[Records from a collection]
------------------------------
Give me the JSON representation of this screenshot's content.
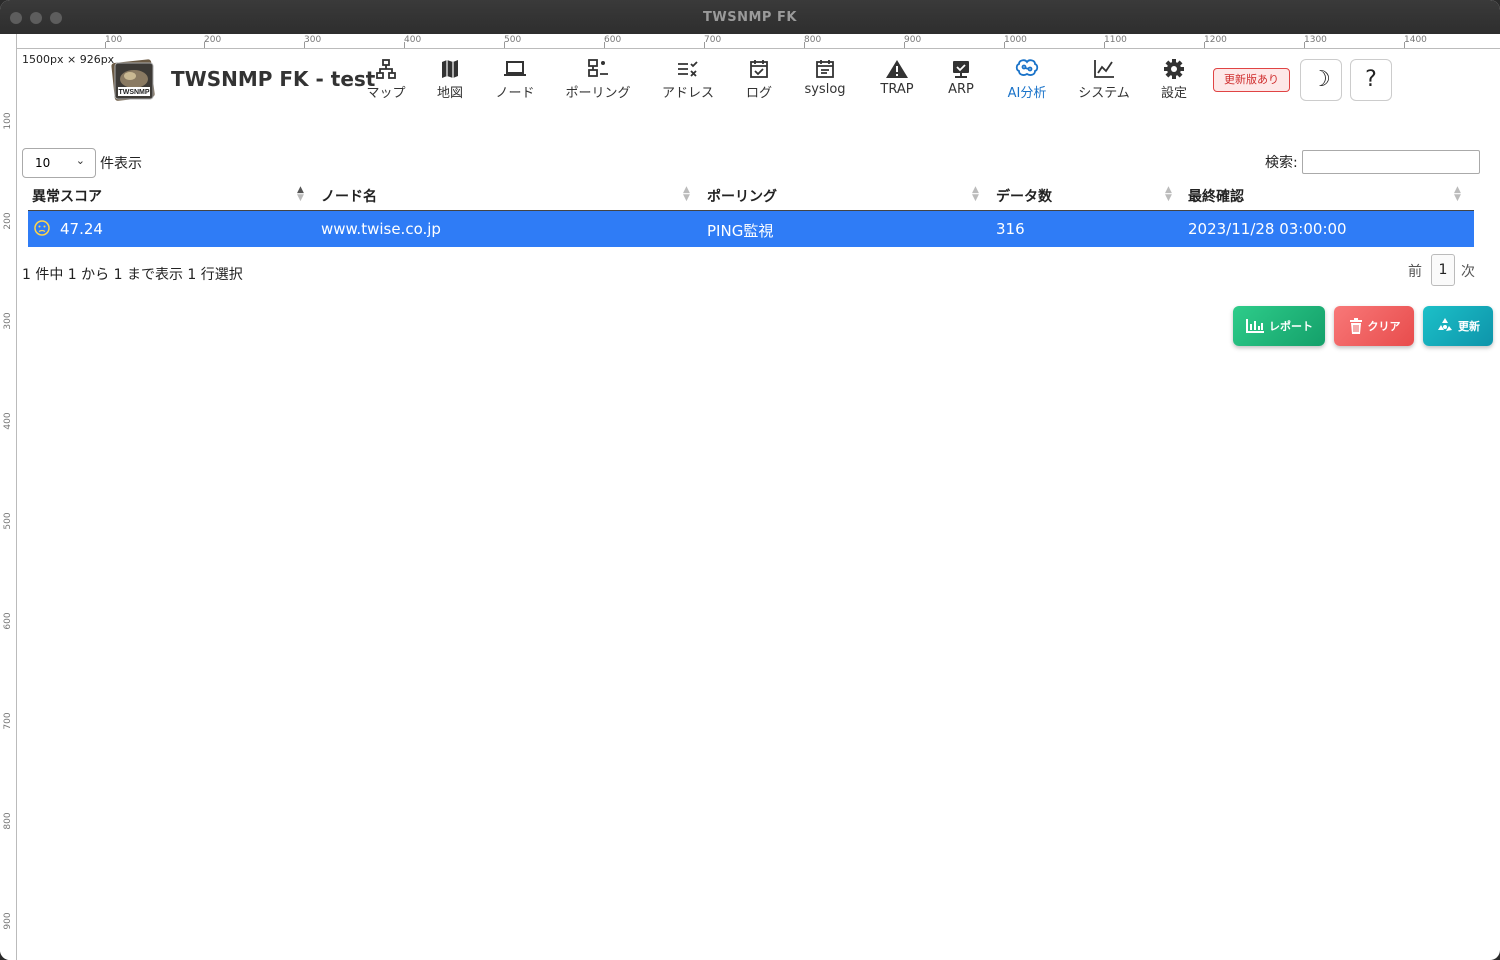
{
  "window": {
    "title": "TWSNMP FK"
  },
  "ruler": {
    "top": [
      "100",
      "200",
      "300",
      "400",
      "500",
      "600",
      "700",
      "800",
      "900",
      "1000",
      "1100",
      "1200",
      "1300",
      "1400"
    ],
    "left": [
      "100",
      "200",
      "300",
      "400",
      "500",
      "600",
      "700",
      "800",
      "900"
    ],
    "dimensions": "1500px × 926px"
  },
  "app": {
    "title": "TWSNMP FK - test",
    "logo_text": "TWSNMP"
  },
  "nav": {
    "items": [
      {
        "label": "マップ",
        "icon": "network-icon"
      },
      {
        "label": "地図",
        "icon": "map-icon"
      },
      {
        "label": "ノード",
        "icon": "laptop-icon"
      },
      {
        "label": "ポーリング",
        "icon": "polling-icon"
      },
      {
        "label": "アドレス",
        "icon": "checklist-icon"
      },
      {
        "label": "ログ",
        "icon": "calendar-check-icon"
      },
      {
        "label": "syslog",
        "icon": "calendar-list-icon"
      },
      {
        "label": "TRAP",
        "icon": "warning-icon"
      },
      {
        "label": "ARP",
        "icon": "monitor-icon"
      },
      {
        "label": "AI分析",
        "icon": "brain-icon",
        "active": true
      },
      {
        "label": "システム",
        "icon": "line-chart-icon"
      },
      {
        "label": "設定",
        "icon": "gear-icon"
      }
    ],
    "update_badge": "更新版あり",
    "theme_button": "☽",
    "help_button": "?"
  },
  "table_controls": {
    "page_length": "10",
    "page_length_label": "件表示",
    "search_label": "検索:",
    "search_value": ""
  },
  "table": {
    "columns": [
      "異常スコア",
      "ノード名",
      "ポーリング",
      "データ数",
      "最終確認"
    ],
    "rows": [
      {
        "score": "47.24",
        "node": "www.twise.co.jp",
        "polling": "PING監視",
        "count": "316",
        "last": "2023/11/28 03:00:00",
        "selected": true
      }
    ]
  },
  "footer": {
    "info": "1 件中 1 から 1 まで表示 1 行選択",
    "prev": "前",
    "page": "1",
    "next": "次"
  },
  "actions": {
    "report": "レポート",
    "clear": "クリア",
    "refresh": "更新"
  },
  "colors": {
    "accent": "#1a73c9",
    "selected_row": "#2f7cf6",
    "report_btn": "#1db97a",
    "clear_btn": "#f06262",
    "refresh_btn": "#13a8b8"
  }
}
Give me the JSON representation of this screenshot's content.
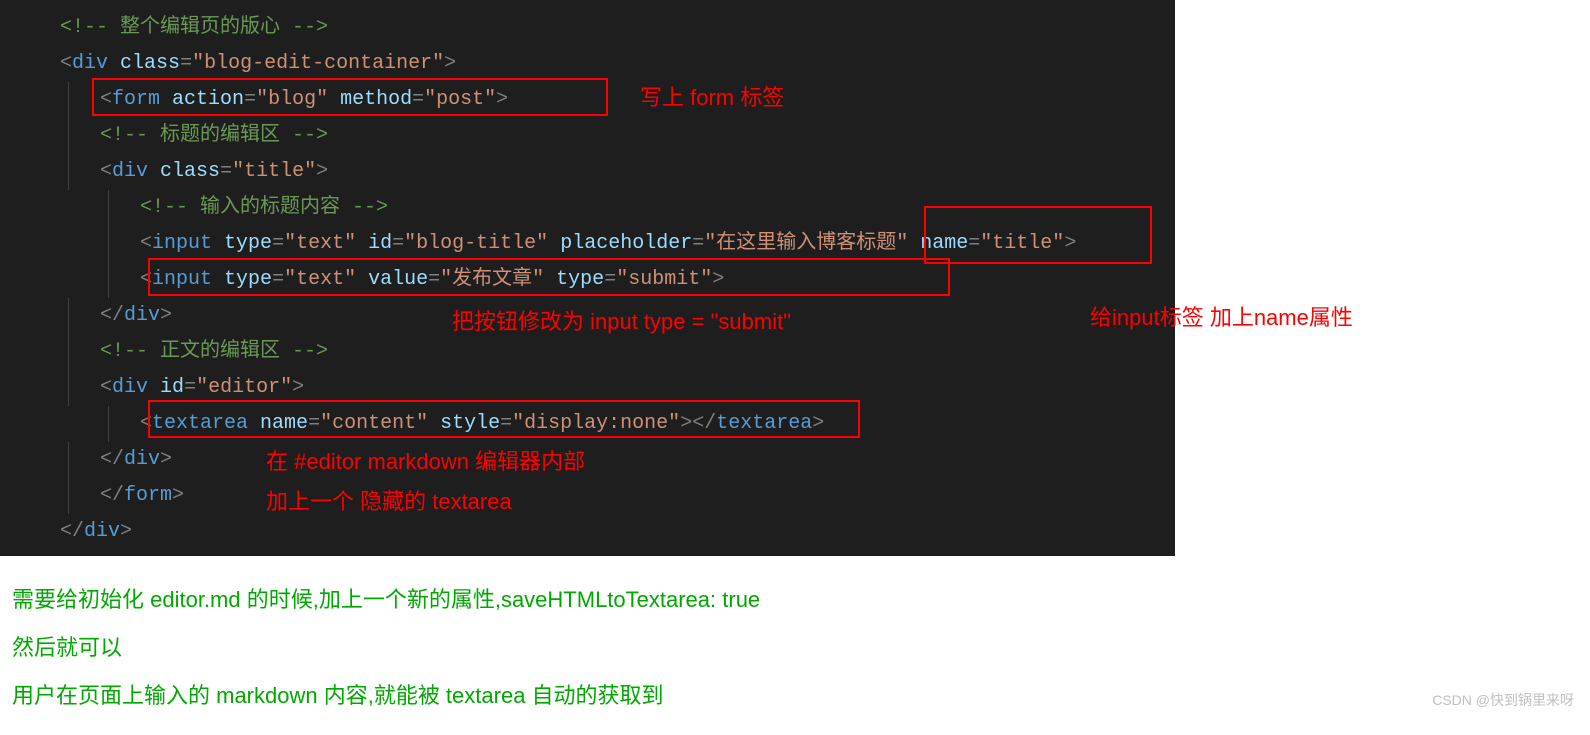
{
  "code": {
    "l1": {
      "c": "<!-- 整个编辑页的版心 -->"
    },
    "l2": {
      "p1": "<",
      "tag": "div",
      "sp": " ",
      "a1": "class",
      "eq": "=",
      "v1": "\"blog-edit-container\"",
      "p2": ">"
    },
    "l3": {
      "p1": "<",
      "tag": "form",
      "sp": " ",
      "a1": "action",
      "eq1": "=",
      "v1": "\"blog\"",
      "sp2": " ",
      "a2": "method",
      "eq2": "=",
      "v2": "\"post\"",
      "p2": ">"
    },
    "l4": {
      "c": "<!-- 标题的编辑区 -->"
    },
    "l5": {
      "p1": "<",
      "tag": "div",
      "sp": " ",
      "a1": "class",
      "eq": "=",
      "v1": "\"title\"",
      "p2": ">"
    },
    "l6": {
      "c": "<!-- 输入的标题内容 -->"
    },
    "l7": {
      "p1": "<",
      "tag": "input",
      "sp": " ",
      "a1": "type",
      "eq1": "=",
      "v1": "\"text\"",
      "sp2": " ",
      "a2": "id",
      "eq2": "=",
      "v2": "\"blog-title\"",
      "sp3": " ",
      "a3": "placeholder",
      "eq3": "=",
      "v3": "\"在这里输入博客标题\"",
      "sp4": " ",
      "a4": "name",
      "eq4": "=",
      "v4": "\"title\"",
      "p2": ">"
    },
    "l8": {
      "p1": "<",
      "tag": "input",
      "sp": " ",
      "a1": "type",
      "eq1": "=",
      "v1": "\"text\"",
      "sp2": " ",
      "a2": "value",
      "eq2": "=",
      "v2": "\"发布文章\"",
      "sp3": " ",
      "a3": "type",
      "eq3": "=",
      "v3": "\"submit\"",
      "p2": ">"
    },
    "l9": {
      "p1": "</",
      "tag": "div",
      "p2": ">"
    },
    "l10": {
      "c": "<!-- 正文的编辑区 -->"
    },
    "l11": {
      "p1": "<",
      "tag": "div",
      "sp": " ",
      "a1": "id",
      "eq": "=",
      "v1": "\"editor\"",
      "p2": ">"
    },
    "l12": {
      "p1": "<",
      "tag": "textarea",
      "sp": " ",
      "a1": "name",
      "eq1": "=",
      "v1": "\"content\"",
      "sp2": " ",
      "a2": "style",
      "eq2": "=",
      "v2": "\"display:none\"",
      "p2": "></",
      "tag2": "textarea",
      "p3": ">"
    },
    "l13": {
      "p1": "</",
      "tag": "div",
      "p2": ">"
    },
    "l14": {
      "p1": "</",
      "tag": "form",
      "p2": ">"
    },
    "l15": {
      "p1": "</",
      "tag": "div",
      "p2": ">"
    }
  },
  "annotations": {
    "a1": "写上 form 标签",
    "a2": "把按钮修改为 input type = \"submit\"",
    "a3": "给input标签 加上name属性",
    "a4": "在 #editor markdown 编辑器内部",
    "a5": "加上一个 隐藏的 textarea"
  },
  "notes": {
    "n1": "需要给初始化 editor.md 的时候,加上一个新的属性,saveHTMLtoTextarea: true",
    "n2": "然后就可以",
    "n3": "用户在页面上输入的 markdown 内容,就能被 textarea 自动的获取到"
  },
  "watermark": "CSDN @快到锅里来呀"
}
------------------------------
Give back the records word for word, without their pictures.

Give me the JSON representation of this screenshot's content.
{
  "window": {
    "title": "TWSNMP FK"
  },
  "ruler": {
    "top": [
      "100",
      "200",
      "300",
      "400",
      "500",
      "600",
      "700",
      "800",
      "900",
      "1000",
      "1100",
      "1200",
      "1300",
      "1400"
    ],
    "left": [
      "100",
      "200",
      "300",
      "400",
      "500",
      "600",
      "700",
      "800",
      "900"
    ],
    "dimensions": "1500px × 926px"
  },
  "app": {
    "title": "TWSNMP FK - test",
    "logo_text": "TWSNMP"
  },
  "nav": {
    "items": [
      {
        "label": "マップ",
        "icon": "network-icon"
      },
      {
        "label": "地図",
        "icon": "map-icon"
      },
      {
        "label": "ノード",
        "icon": "laptop-icon"
      },
      {
        "label": "ポーリング",
        "icon": "polling-icon"
      },
      {
        "label": "アドレス",
        "icon": "checklist-icon"
      },
      {
        "label": "ログ",
        "icon": "calendar-check-icon"
      },
      {
        "label": "syslog",
        "icon": "calendar-list-icon"
      },
      {
        "label": "TRAP",
        "icon": "warning-icon"
      },
      {
        "label": "ARP",
        "icon": "monitor-icon"
      },
      {
        "label": "AI分析",
        "icon": "brain-icon",
        "active": true
      },
      {
        "label": "システム",
        "icon": "line-chart-icon"
      },
      {
        "label": "設定",
        "icon": "gear-icon"
      }
    ],
    "update_badge": "更新版あり",
    "theme_button": "☽",
    "help_button": "?"
  },
  "table_controls": {
    "page_length": "10",
    "page_length_label": "件表示",
    "search_label": "検索:",
    "search_value": ""
  },
  "table": {
    "columns": [
      "異常スコア",
      "ノード名",
      "ポーリング",
      "データ数",
      "最終確認"
    ],
    "rows": [
      {
        "score": "47.24",
        "node": "www.twise.co.jp",
        "polling": "PING監視",
        "count": "316",
        "last": "2023/11/28 03:00:00",
        "selected": true
      }
    ]
  },
  "footer": {
    "info": "1 件中 1 から 1 まで表示 1 行選択",
    "prev": "前",
    "page": "1",
    "next": "次"
  },
  "actions": {
    "report": "レポート",
    "clear": "クリア",
    "refresh": "更新"
  },
  "colors": {
    "accent": "#1a73c9",
    "selected_row": "#2f7cf6",
    "report_btn": "#1db97a",
    "clear_btn": "#f06262",
    "refresh_btn": "#13a8b8"
  }
}
Give me the JSON representation of this screenshot's content.
{
  "code": {
    "l1": {
      "c": "<!-- 整个编辑页的版心 -->"
    },
    "l2": {
      "p1": "<",
      "tag": "div",
      "sp": " ",
      "a1": "class",
      "eq": "=",
      "v1": "\"blog-edit-container\"",
      "p2": ">"
    },
    "l3": {
      "p1": "<",
      "tag": "form",
      "sp": " ",
      "a1": "action",
      "eq1": "=",
      "v1": "\"blog\"",
      "sp2": " ",
      "a2": "method",
      "eq2": "=",
      "v2": "\"post\"",
      "p2": ">"
    },
    "l4": {
      "c": "<!-- 标题的编辑区 -->"
    },
    "l5": {
      "p1": "<",
      "tag": "div",
      "sp": " ",
      "a1": "class",
      "eq": "=",
      "v1": "\"title\"",
      "p2": ">"
    },
    "l6": {
      "c": "<!-- 输入的标题内容 -->"
    },
    "l7": {
      "p1": "<",
      "tag": "input",
      "sp": " ",
      "a1": "type",
      "eq1": "=",
      "v1": "\"text\"",
      "sp2": " ",
      "a2": "id",
      "eq2": "=",
      "v2": "\"blog-title\"",
      "sp3": " ",
      "a3": "placeholder",
      "eq3": "=",
      "v3": "\"在这里输入博客标题\"",
      "sp4": " ",
      "a4": "name",
      "eq4": "=",
      "v4": "\"title\"",
      "p2": ">"
    },
    "l8": {
      "p1": "<",
      "tag": "input",
      "sp": " ",
      "a1": "type",
      "eq1": "=",
      "v1": "\"text\"",
      "sp2": " ",
      "a2": "value",
      "eq2": "=",
      "v2": "\"发布文章\"",
      "sp3": " ",
      "a3": "type",
      "eq3": "=",
      "v3": "\"submit\"",
      "p2": ">"
    },
    "l9": {
      "p1": "</",
      "tag": "div",
      "p2": ">"
    },
    "l10": {
      "c": "<!-- 正文的编辑区 -->"
    },
    "l11": {
      "p1": "<",
      "tag": "div",
      "sp": " ",
      "a1": "id",
      "eq": "=",
      "v1": "\"editor\"",
      "p2": ">"
    },
    "l12": {
      "p1": "<",
      "tag": "textarea",
      "sp": " ",
      "a1": "name",
      "eq1": "=",
      "v1": "\"content\"",
      "sp2": " ",
      "a2": "style",
      "eq2": "=",
      "v2": "\"display:none\"",
      "p2": "></",
      "tag2": "textarea",
      "p3": ">"
    },
    "l13": {
      "p1": "</",
      "tag": "div",
      "p2": ">"
    },
    "l14": {
      "p1": "</",
      "tag": "form",
      "p2": ">"
    },
    "l15": {
      "p1": "</",
      "tag": "div",
      "p2": ">"
    }
  },
  "annotations": {
    "a1": "写上 form 标签",
    "a2": "把按钮修改为 input type = \"submit\"",
    "a3": "给input标签 加上name属性",
    "a4": "在 #editor markdown 编辑器内部",
    "a5": "加上一个 隐藏的 textarea"
  },
  "notes": {
    "n1": "需要给初始化 editor.md 的时候,加上一个新的属性,saveHTMLtoTextarea: true",
    "n2": "然后就可以",
    "n3": "用户在页面上输入的 markdown 内容,就能被 textarea 自动的获取到"
  },
  "watermark": "CSDN @快到锅里来呀"
}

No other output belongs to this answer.